*** Opening Task data ***

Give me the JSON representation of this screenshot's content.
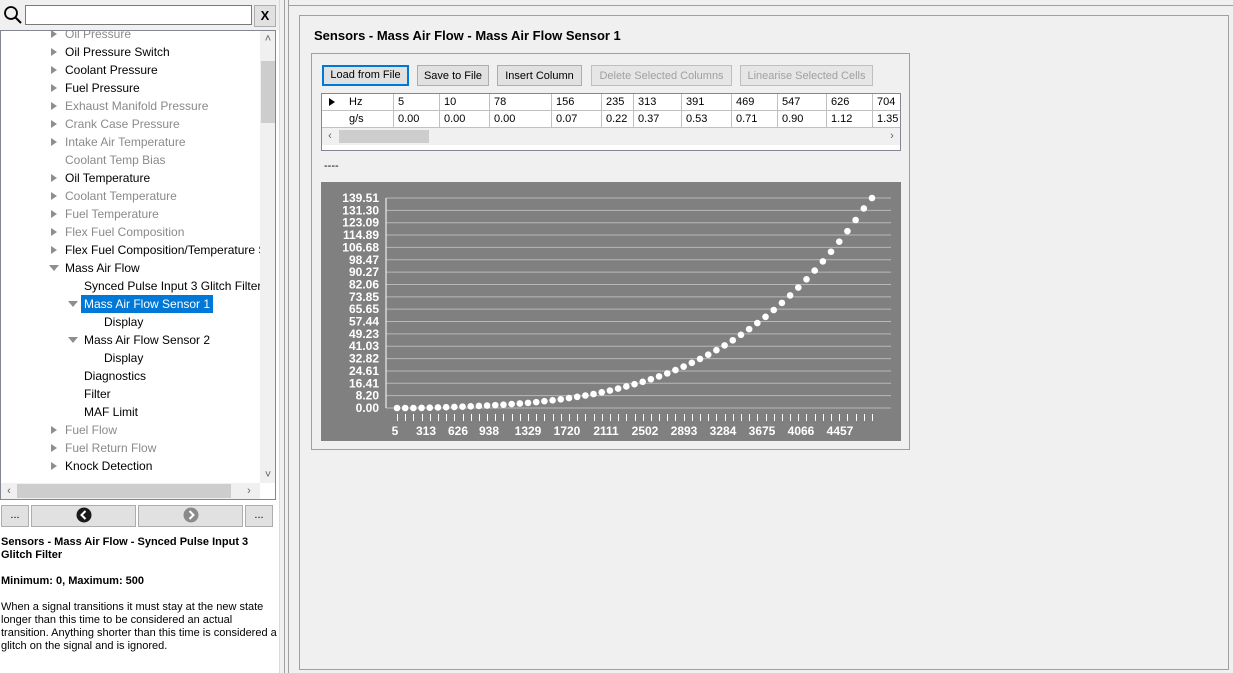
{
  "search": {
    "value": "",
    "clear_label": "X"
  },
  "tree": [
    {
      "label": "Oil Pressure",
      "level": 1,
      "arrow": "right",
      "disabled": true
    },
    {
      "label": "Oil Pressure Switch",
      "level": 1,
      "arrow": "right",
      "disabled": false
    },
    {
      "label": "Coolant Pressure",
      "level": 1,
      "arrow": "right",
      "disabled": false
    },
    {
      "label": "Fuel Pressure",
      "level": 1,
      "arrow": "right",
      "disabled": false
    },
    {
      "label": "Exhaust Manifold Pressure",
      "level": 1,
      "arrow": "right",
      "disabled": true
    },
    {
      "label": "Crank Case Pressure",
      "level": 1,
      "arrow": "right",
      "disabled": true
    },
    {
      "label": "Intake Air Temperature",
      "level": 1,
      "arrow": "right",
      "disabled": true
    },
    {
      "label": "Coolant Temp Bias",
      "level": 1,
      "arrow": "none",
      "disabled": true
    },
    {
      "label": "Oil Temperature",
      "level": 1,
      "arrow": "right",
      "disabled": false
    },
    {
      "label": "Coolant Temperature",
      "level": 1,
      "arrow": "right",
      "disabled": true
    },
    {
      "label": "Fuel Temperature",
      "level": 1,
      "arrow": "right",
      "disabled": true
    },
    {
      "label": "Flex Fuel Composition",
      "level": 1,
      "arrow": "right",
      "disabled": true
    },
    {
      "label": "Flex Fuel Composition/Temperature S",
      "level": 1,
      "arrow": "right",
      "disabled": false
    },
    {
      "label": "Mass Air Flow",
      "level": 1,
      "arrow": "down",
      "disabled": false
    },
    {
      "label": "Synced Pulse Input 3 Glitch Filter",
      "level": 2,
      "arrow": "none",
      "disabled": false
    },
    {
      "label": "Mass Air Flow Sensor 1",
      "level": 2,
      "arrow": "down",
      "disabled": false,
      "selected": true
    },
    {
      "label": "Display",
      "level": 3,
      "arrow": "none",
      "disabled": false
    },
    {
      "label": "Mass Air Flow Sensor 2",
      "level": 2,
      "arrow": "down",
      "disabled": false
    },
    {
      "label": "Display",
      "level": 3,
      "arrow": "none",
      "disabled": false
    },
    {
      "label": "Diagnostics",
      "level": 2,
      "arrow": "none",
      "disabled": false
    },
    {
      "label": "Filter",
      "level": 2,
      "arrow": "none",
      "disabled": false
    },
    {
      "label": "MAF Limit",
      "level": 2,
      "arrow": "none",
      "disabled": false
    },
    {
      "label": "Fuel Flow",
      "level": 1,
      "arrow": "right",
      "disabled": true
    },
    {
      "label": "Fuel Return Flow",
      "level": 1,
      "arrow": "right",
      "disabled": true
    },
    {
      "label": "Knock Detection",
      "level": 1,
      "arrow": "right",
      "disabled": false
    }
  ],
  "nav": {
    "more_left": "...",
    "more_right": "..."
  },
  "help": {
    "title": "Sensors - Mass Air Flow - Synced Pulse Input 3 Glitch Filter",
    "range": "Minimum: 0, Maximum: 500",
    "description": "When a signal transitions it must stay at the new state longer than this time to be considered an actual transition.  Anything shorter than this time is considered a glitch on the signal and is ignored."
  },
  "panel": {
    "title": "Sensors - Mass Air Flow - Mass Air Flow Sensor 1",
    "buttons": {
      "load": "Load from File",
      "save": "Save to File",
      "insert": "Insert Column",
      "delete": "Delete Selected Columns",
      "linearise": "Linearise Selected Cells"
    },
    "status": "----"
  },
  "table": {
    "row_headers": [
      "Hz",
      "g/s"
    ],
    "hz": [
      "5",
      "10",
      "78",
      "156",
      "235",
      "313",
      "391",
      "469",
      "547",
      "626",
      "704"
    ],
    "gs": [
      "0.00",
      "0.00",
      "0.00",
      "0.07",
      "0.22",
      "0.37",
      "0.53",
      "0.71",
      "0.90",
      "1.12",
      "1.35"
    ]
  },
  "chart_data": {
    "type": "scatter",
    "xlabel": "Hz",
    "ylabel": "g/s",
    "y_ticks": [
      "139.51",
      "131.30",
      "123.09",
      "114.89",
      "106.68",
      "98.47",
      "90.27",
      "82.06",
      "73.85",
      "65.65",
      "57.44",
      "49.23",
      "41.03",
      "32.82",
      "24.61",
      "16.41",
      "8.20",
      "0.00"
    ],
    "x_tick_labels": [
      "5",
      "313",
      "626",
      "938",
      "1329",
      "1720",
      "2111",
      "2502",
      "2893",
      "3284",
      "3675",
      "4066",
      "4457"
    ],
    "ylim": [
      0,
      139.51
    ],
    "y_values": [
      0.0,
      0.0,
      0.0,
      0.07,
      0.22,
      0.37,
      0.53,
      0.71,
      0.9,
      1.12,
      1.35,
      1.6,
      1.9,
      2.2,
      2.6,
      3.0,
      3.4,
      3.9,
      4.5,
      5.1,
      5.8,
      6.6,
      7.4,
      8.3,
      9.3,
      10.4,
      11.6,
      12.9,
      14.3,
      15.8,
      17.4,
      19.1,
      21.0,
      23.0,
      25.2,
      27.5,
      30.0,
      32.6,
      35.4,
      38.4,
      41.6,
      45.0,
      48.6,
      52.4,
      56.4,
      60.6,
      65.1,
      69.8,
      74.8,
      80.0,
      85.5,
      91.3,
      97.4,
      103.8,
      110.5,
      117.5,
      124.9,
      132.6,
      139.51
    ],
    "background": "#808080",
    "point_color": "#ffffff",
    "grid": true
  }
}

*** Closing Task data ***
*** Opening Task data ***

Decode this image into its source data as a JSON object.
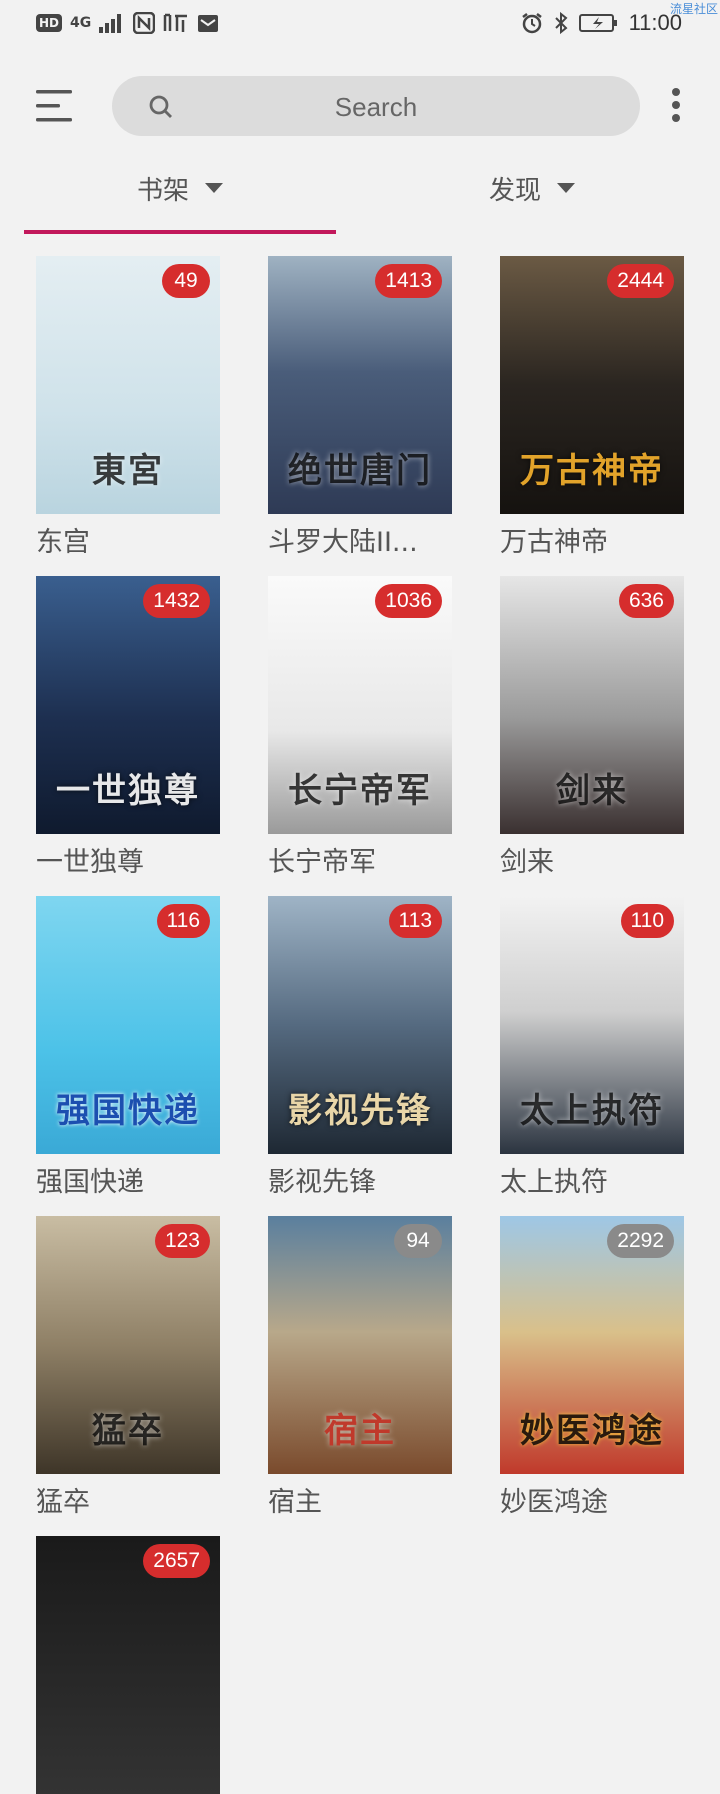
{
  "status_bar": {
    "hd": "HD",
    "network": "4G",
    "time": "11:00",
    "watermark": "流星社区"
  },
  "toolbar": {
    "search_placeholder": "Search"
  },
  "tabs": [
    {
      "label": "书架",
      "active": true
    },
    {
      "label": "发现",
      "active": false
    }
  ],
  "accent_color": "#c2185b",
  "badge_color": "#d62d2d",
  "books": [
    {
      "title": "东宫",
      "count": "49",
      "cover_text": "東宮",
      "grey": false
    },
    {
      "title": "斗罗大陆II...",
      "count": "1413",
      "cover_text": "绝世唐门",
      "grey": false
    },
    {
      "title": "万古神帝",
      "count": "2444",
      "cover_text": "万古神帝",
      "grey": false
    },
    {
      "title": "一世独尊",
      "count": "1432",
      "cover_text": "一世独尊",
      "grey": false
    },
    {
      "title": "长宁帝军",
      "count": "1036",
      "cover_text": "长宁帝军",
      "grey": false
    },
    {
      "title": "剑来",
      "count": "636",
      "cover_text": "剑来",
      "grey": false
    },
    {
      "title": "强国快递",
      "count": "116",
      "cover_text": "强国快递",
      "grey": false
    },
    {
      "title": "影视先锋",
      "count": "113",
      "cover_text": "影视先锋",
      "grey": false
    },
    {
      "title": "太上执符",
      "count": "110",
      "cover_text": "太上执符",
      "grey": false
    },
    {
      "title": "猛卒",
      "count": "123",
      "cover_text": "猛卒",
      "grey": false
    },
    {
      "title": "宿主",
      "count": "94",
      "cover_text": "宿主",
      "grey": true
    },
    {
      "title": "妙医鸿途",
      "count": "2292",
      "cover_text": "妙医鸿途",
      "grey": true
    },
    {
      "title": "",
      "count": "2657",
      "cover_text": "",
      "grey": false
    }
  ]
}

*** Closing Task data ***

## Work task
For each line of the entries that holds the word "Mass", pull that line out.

## Solution to this exercise
      "label": "Mass Air Flow",
      "label": "Mass Air Flow Sensor 1",
      "label": "Mass Air Flow Sensor 2",
    "title": "Sensors - Mass Air Flow - Synced Pulse Input 3 Glitch Filter",
    "title": "Sensors - Mass Air Flow - Mass Air Flow Sensor 1",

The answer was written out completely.